I prayerfully wish you all, Your Graces my brothers the archpastors, all-honourable fathers, dear brothers and sisters, strength of spirit and steadfastness in faith, peace and unfailing joy in the Lord, the Conqueror of death. Imbued by the light of Christ’s Resurrection and in communing with the mystery of the Paschal miracle, let us share our exultant joy with those who are close to us and those far from us in testifying to all of the Saviour who has risen from the tomb.

May we all the days of our life be forever warmed, comforted and inspired to good deeds by the ardent words of the good news of Pascha which impart to us the true gift of the joy of life:

CHRIST IS RISEN! 

INDEED HE IS RISEN! 

+KIRILL
PATRIARCH OF MOSCOW AND ALL RUSSIA

Moscow
Pascha 2015




Leave a comment

Comments will be approved before showing up.


Also in Articles & Sermons

A Tale of Two Cities: A Sermon on Exile, for Forgiveness Sunday (2018)
A Tale of Two Cities: A Sermon on Exile, for Forgiveness Sunday (2018)

February 17, 2018

Today during Matins we heard for the third and final time this year the singing of the beautiful and haunting psalm “By the waters of Babylon.” This psalm tells us a story, the same story that comprises all of Scripture, from Genesis to Revelation. It is the story of our home, and of our exile from it. The psalm tells the story of the Israelites taken away captive into Babylon, weeping for the Jerusalem that was lost. This story is mirrored also in the Gospel readings of the three Sundays on which it is sung: it is the story of the Prodigal Son, “coming to himself” in the far country and remembering the Father’s house. It is the story of the Last Judgement, that great day on which all of us will return home, whether we will it or not. And above all, it is the story of Adam, weeping outside the gates of Paradise.

Continue Reading

The Gates of Death: A Sermon on the Meeting of the Lord
The Gates of Death: A Sermon on the Meeting of the Lord

February 14, 2018

Today’s feast has many meanings, many aspects, and even many names. It is sometimes called the Meeting of the Lord, sometimes the Purification of the Virgin, sometimes the Presentation of Christ in the Temple, and finally, especially in the West, it is known as Candlemas – the Feast of the Light that shown upon St. Symeon and which we remember by blessing candles on this day. This multiplicity of names and meanings is an indication that today’s feast is situated at a crossroads: between the Law and the Prophets, between the infancy and the adulthood of Christ, between the Old and the New Covenant. Today, for the first time in history, God Himself enters bodily into the Temple which was made for Him, carried in the arms of Her who is Herself the true Holy of Holies, the Tabernacle more spacious than the heavens. He enters not in a cloud of glory, but in humble poverty, in meekness fulfilling the Law which He Himself gave. And She enters to be purified, She who alone is spotless and undefiled. Here the Righteous Symeon prophecies over Him who is the fulfillment of all the Prophets.

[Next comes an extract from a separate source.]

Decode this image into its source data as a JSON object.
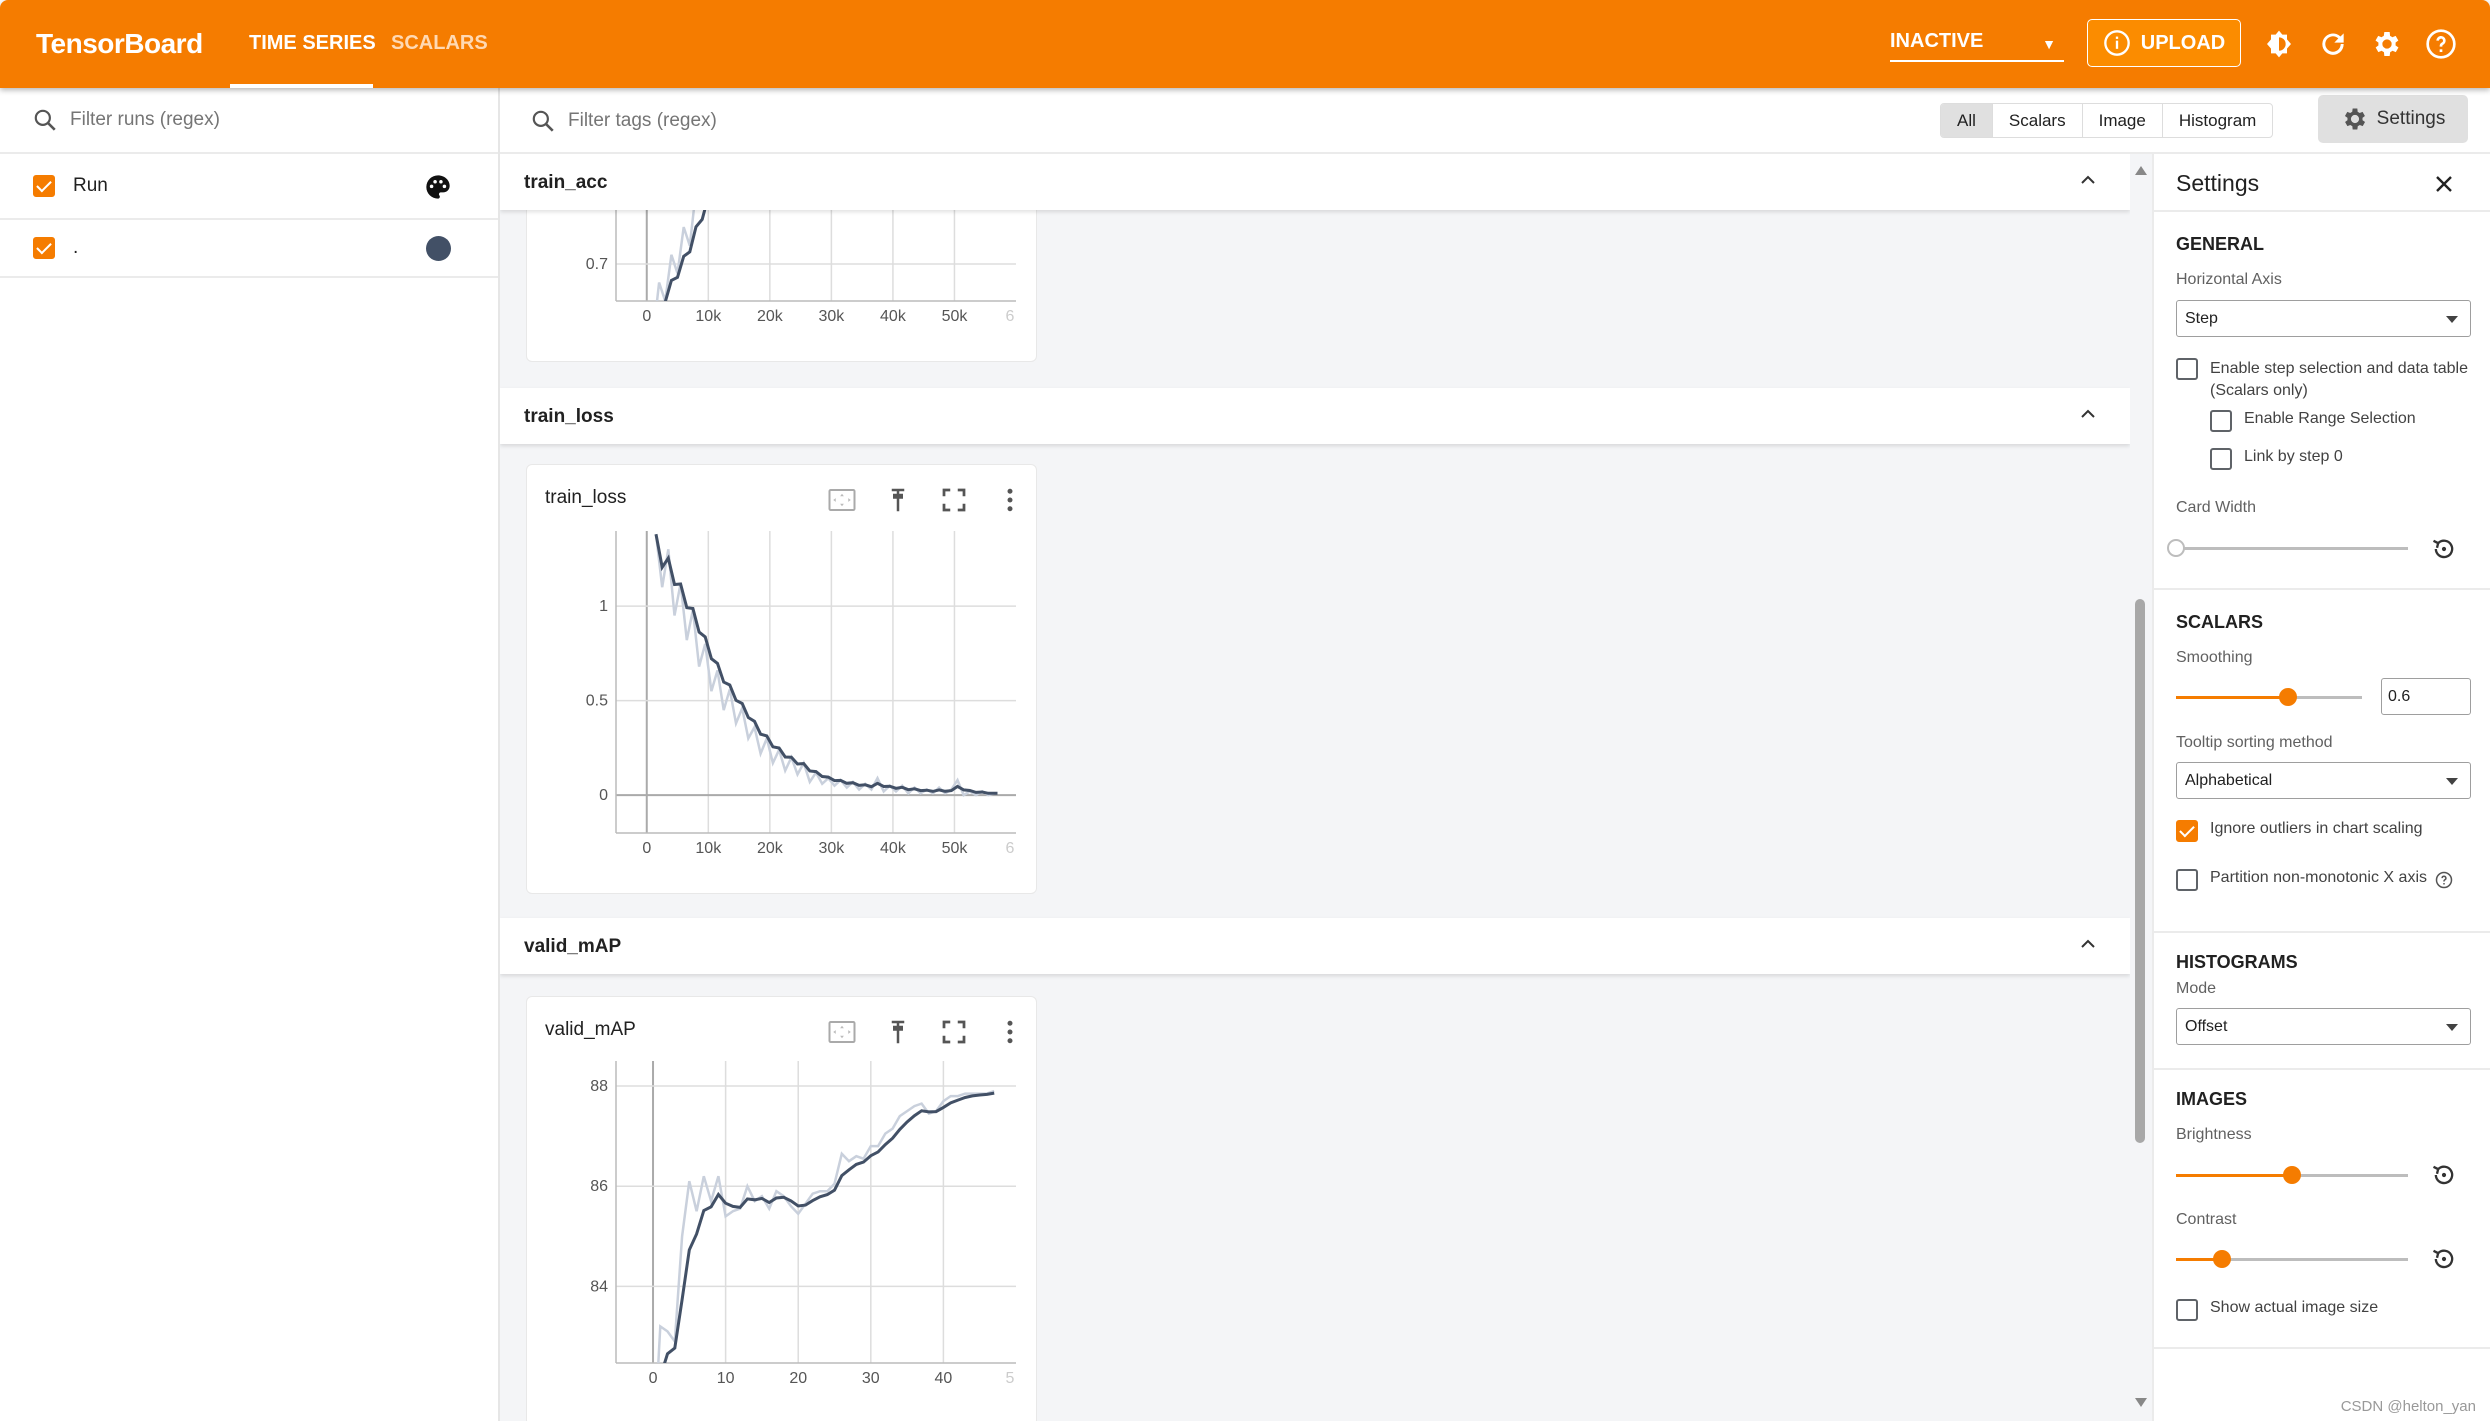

Continue Reading

Sermon for the Sunday of the Last Judgment (2018)
Sermon for the Sunday of the Last Judgment (2018)

February 11, 2018

Today, we see heaven and earth passing away. We see them rolled up like a scroll. We see the elements melting on account of the divine fire of Christ the most glorious God-Man Who has come again to His creation in the same manner as He ascended from it. However, now He is seen by every eye. Now the veil of time and space, of heaven and earth, the veil of spiritual blindness, and of willful ignorance, all of these now are taken away, and every eye sees Christ.

Continue Reading

First Week of Great Lent

The Hermitage of the Holy Cross will be closed in observance of the First Week of Great Lent from February 18 until February 26. We will reply to all correspondence and ship all orders as soon as possible beginning Monday, February 26.